The region's first orthopaedic surgeon joined the medical staff in 1972. This decade brought rapid changes, construction of a major addition, and enhanced emergency medical services. The hospital was renamed Routt Memorial to clarify its private, non-tax-supported status. In 1979, the community asked the hospital to take over the adjacent nursing home, which was renamed Routt Memorial Extended Care Center.
GrandKids Child Care Center opened in November 1981, bringing generations closer together and providing a needed community service. It was the first child care center to be located inside a skilled nursing facility in the state of Colorado, and its intergenerational program still serves as a national role model.
By 1992, the need for a larger hospital was obvious. Planning and fundraising began for a new medical center and campus on a centrally located 46-acre site near the Steamboat Ski Area. A generous community donated more than $6 million.
Groundbreaking for Yampa Valley Medical Center was held in February 1998, and the hospital opened on November 21, 1999. Other campus buildings, including a medical office building, the Doak Walker Care Center and GrandKids, were completed in 2000.
In 2009 YVMC celebrated several milestones -- 30 years of providing long-term care, 20 years for SportsMed rehab and therapy services, and "Cheers to 10 Years" for YVMC's presence at the Central Park Drive location. During our first decade on this campus, we have added or enhanced numerous services such as YampaWorks Occupational Health, Joint Replacement Program, Pulmonary Rehab and cardiology diagnostics.
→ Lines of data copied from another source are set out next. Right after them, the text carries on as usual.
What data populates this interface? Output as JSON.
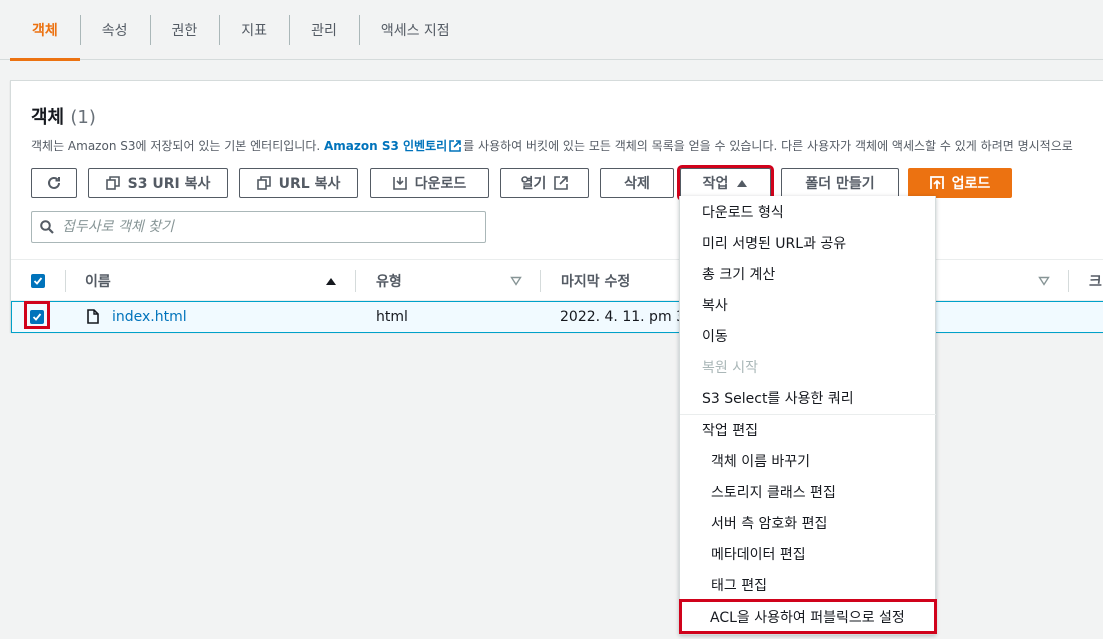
{
  "tabs": [
    {
      "label": "객체",
      "active": true
    },
    {
      "label": "속성"
    },
    {
      "label": "권한"
    },
    {
      "label": "지표"
    },
    {
      "label": "관리"
    },
    {
      "label": "액세스 지점"
    }
  ],
  "panel": {
    "title": "객체",
    "count": "(1)",
    "desc_before": "객체는 Amazon S3에 저장되어 있는 기본 엔터티입니다. ",
    "desc_link": "Amazon S3 인벤토리",
    "desc_after": "를 사용하여 버킷에 있는 모든 객체의 목록을 얻을 수 있습니다. 다른 사용자가 객체에 액세스할 수 있게 하려면 명시적으로"
  },
  "toolbar": {
    "refresh_icon": "refresh-icon",
    "copy_s3_uri": "S3 URI 복사",
    "copy_url": "URL 복사",
    "download": "다운로드",
    "open": "열기",
    "delete": "삭제",
    "actions": "작업",
    "create_folder": "폴더 만들기",
    "upload": "업로드"
  },
  "search": {
    "placeholder": "접두사로 객체 찾기",
    "value": ""
  },
  "table": {
    "columns": [
      "이름",
      "유형",
      "마지막 수정",
      "크"
    ],
    "rows": [
      {
        "name": "index.html",
        "type": "html",
        "modified": "2022. 4. 11. pm 3:4",
        "selected": true
      }
    ]
  },
  "actions_menu": {
    "items": [
      {
        "label": "다운로드 형식"
      },
      {
        "label": "미리 서명된 URL과 공유"
      },
      {
        "label": "총 크기 계산"
      },
      {
        "label": "복사"
      },
      {
        "label": "이동"
      },
      {
        "label": "복원 시작",
        "disabled": true
      },
      {
        "label": "S3 Select를 사용한 쿼리"
      }
    ],
    "group_label": "작업 편집",
    "sub_items": [
      {
        "label": "객체 이름 바꾸기"
      },
      {
        "label": "스토리지 클래스 편집"
      },
      {
        "label": "서버 측 암호화 편집"
      },
      {
        "label": "메타데이터 편집"
      },
      {
        "label": "태그 편집"
      },
      {
        "label": "ACL을 사용하여 퍼블릭으로 설정",
        "highlighted": true
      }
    ]
  },
  "colors": {
    "accent": "#ec7211",
    "link": "#0073bb",
    "highlight": "#d0021b",
    "selected_row": "#f1faff"
  }
}
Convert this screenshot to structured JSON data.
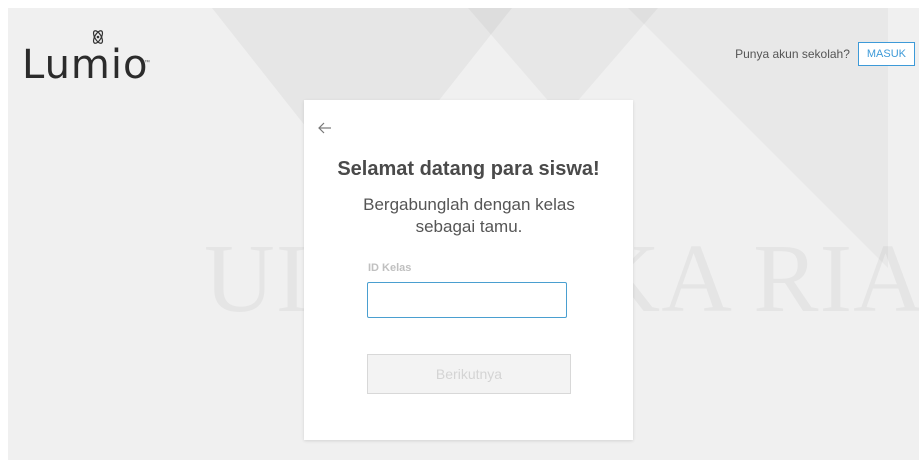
{
  "brand": {
    "name": "Lumio",
    "trademark": "™"
  },
  "header": {
    "account_prompt": "Punya akun sekolah?",
    "signin_label": "MASUK"
  },
  "card": {
    "title": "Selamat datang para siswa!",
    "subtitle": "Bergabunglah dengan kelas sebagai tamu.",
    "field_label": "ID Kelas",
    "field_value": "",
    "next_label": "Berikutnya"
  },
  "watermark": {
    "text": "UIN SUSKA RIAU"
  },
  "colors": {
    "accent": "#3d9ad8",
    "background": "#f0f0f0",
    "card": "#ffffff"
  },
  "icons": {
    "back": "arrow-left-icon",
    "logo": "atom-icon"
  }
}
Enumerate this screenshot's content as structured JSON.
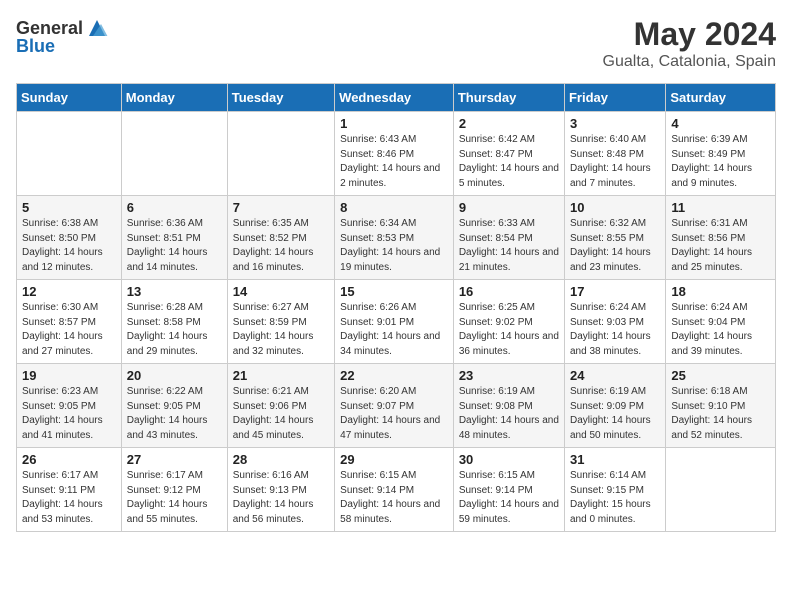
{
  "header": {
    "logo": {
      "general": "General",
      "blue": "Blue"
    },
    "title": "May 2024",
    "location": "Gualta, Catalonia, Spain"
  },
  "weekdays": [
    "Sunday",
    "Monday",
    "Tuesday",
    "Wednesday",
    "Thursday",
    "Friday",
    "Saturday"
  ],
  "weeks": [
    [
      {
        "day": "",
        "sunrise": "",
        "sunset": "",
        "daylight": ""
      },
      {
        "day": "",
        "sunrise": "",
        "sunset": "",
        "daylight": ""
      },
      {
        "day": "",
        "sunrise": "",
        "sunset": "",
        "daylight": ""
      },
      {
        "day": "1",
        "sunrise": "Sunrise: 6:43 AM",
        "sunset": "Sunset: 8:46 PM",
        "daylight": "Daylight: 14 hours and 2 minutes."
      },
      {
        "day": "2",
        "sunrise": "Sunrise: 6:42 AM",
        "sunset": "Sunset: 8:47 PM",
        "daylight": "Daylight: 14 hours and 5 minutes."
      },
      {
        "day": "3",
        "sunrise": "Sunrise: 6:40 AM",
        "sunset": "Sunset: 8:48 PM",
        "daylight": "Daylight: 14 hours and 7 minutes."
      },
      {
        "day": "4",
        "sunrise": "Sunrise: 6:39 AM",
        "sunset": "Sunset: 8:49 PM",
        "daylight": "Daylight: 14 hours and 9 minutes."
      }
    ],
    [
      {
        "day": "5",
        "sunrise": "Sunrise: 6:38 AM",
        "sunset": "Sunset: 8:50 PM",
        "daylight": "Daylight: 14 hours and 12 minutes."
      },
      {
        "day": "6",
        "sunrise": "Sunrise: 6:36 AM",
        "sunset": "Sunset: 8:51 PM",
        "daylight": "Daylight: 14 hours and 14 minutes."
      },
      {
        "day": "7",
        "sunrise": "Sunrise: 6:35 AM",
        "sunset": "Sunset: 8:52 PM",
        "daylight": "Daylight: 14 hours and 16 minutes."
      },
      {
        "day": "8",
        "sunrise": "Sunrise: 6:34 AM",
        "sunset": "Sunset: 8:53 PM",
        "daylight": "Daylight: 14 hours and 19 minutes."
      },
      {
        "day": "9",
        "sunrise": "Sunrise: 6:33 AM",
        "sunset": "Sunset: 8:54 PM",
        "daylight": "Daylight: 14 hours and 21 minutes."
      },
      {
        "day": "10",
        "sunrise": "Sunrise: 6:32 AM",
        "sunset": "Sunset: 8:55 PM",
        "daylight": "Daylight: 14 hours and 23 minutes."
      },
      {
        "day": "11",
        "sunrise": "Sunrise: 6:31 AM",
        "sunset": "Sunset: 8:56 PM",
        "daylight": "Daylight: 14 hours and 25 minutes."
      }
    ],
    [
      {
        "day": "12",
        "sunrise": "Sunrise: 6:30 AM",
        "sunset": "Sunset: 8:57 PM",
        "daylight": "Daylight: 14 hours and 27 minutes."
      },
      {
        "day": "13",
        "sunrise": "Sunrise: 6:28 AM",
        "sunset": "Sunset: 8:58 PM",
        "daylight": "Daylight: 14 hours and 29 minutes."
      },
      {
        "day": "14",
        "sunrise": "Sunrise: 6:27 AM",
        "sunset": "Sunset: 8:59 PM",
        "daylight": "Daylight: 14 hours and 32 minutes."
      },
      {
        "day": "15",
        "sunrise": "Sunrise: 6:26 AM",
        "sunset": "Sunset: 9:01 PM",
        "daylight": "Daylight: 14 hours and 34 minutes."
      },
      {
        "day": "16",
        "sunrise": "Sunrise: 6:25 AM",
        "sunset": "Sunset: 9:02 PM",
        "daylight": "Daylight: 14 hours and 36 minutes."
      },
      {
        "day": "17",
        "sunrise": "Sunrise: 6:24 AM",
        "sunset": "Sunset: 9:03 PM",
        "daylight": "Daylight: 14 hours and 38 minutes."
      },
      {
        "day": "18",
        "sunrise": "Sunrise: 6:24 AM",
        "sunset": "Sunset: 9:04 PM",
        "daylight": "Daylight: 14 hours and 39 minutes."
      }
    ],
    [
      {
        "day": "19",
        "sunrise": "Sunrise: 6:23 AM",
        "sunset": "Sunset: 9:05 PM",
        "daylight": "Daylight: 14 hours and 41 minutes."
      },
      {
        "day": "20",
        "sunrise": "Sunrise: 6:22 AM",
        "sunset": "Sunset: 9:05 PM",
        "daylight": "Daylight: 14 hours and 43 minutes."
      },
      {
        "day": "21",
        "sunrise": "Sunrise: 6:21 AM",
        "sunset": "Sunset: 9:06 PM",
        "daylight": "Daylight: 14 hours and 45 minutes."
      },
      {
        "day": "22",
        "sunrise": "Sunrise: 6:20 AM",
        "sunset": "Sunset: 9:07 PM",
        "daylight": "Daylight: 14 hours and 47 minutes."
      },
      {
        "day": "23",
        "sunrise": "Sunrise: 6:19 AM",
        "sunset": "Sunset: 9:08 PM",
        "daylight": "Daylight: 14 hours and 48 minutes."
      },
      {
        "day": "24",
        "sunrise": "Sunrise: 6:19 AM",
        "sunset": "Sunset: 9:09 PM",
        "daylight": "Daylight: 14 hours and 50 minutes."
      },
      {
        "day": "25",
        "sunrise": "Sunrise: 6:18 AM",
        "sunset": "Sunset: 9:10 PM",
        "daylight": "Daylight: 14 hours and 52 minutes."
      }
    ],
    [
      {
        "day": "26",
        "sunrise": "Sunrise: 6:17 AM",
        "sunset": "Sunset: 9:11 PM",
        "daylight": "Daylight: 14 hours and 53 minutes."
      },
      {
        "day": "27",
        "sunrise": "Sunrise: 6:17 AM",
        "sunset": "Sunset: 9:12 PM",
        "daylight": "Daylight: 14 hours and 55 minutes."
      },
      {
        "day": "28",
        "sunrise": "Sunrise: 6:16 AM",
        "sunset": "Sunset: 9:13 PM",
        "daylight": "Daylight: 14 hours and 56 minutes."
      },
      {
        "day": "29",
        "sunrise": "Sunrise: 6:15 AM",
        "sunset": "Sunset: 9:14 PM",
        "daylight": "Daylight: 14 hours and 58 minutes."
      },
      {
        "day": "30",
        "sunrise": "Sunrise: 6:15 AM",
        "sunset": "Sunset: 9:14 PM",
        "daylight": "Daylight: 14 hours and 59 minutes."
      },
      {
        "day": "31",
        "sunrise": "Sunrise: 6:14 AM",
        "sunset": "Sunset: 9:15 PM",
        "daylight": "Daylight: 15 hours and 0 minutes."
      },
      {
        "day": "",
        "sunrise": "",
        "sunset": "",
        "daylight": ""
      }
    ]
  ]
}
A $13 million expansion, completed in February 2010, doubled the size of our Family Birth Place, created a new Digital Mammography Suite and Minor Procedure Area, and added much-needed space to Surgical Services and other departments.
In 2013, YVMC bid a heartfelt farewell to the Doak Walker Care Center, which relocated to the new Casey's Pond senior living campus, where it has been renamed the Doak Walker House. We maintain an intergenerational connection with regular visits from GrandKids children.
Health care is alive and well in Steamboat Springs, thanks to more than 60 years of stewardship by the non-profit, non-tax-supported organization now known as Yampa Valley Medical Center.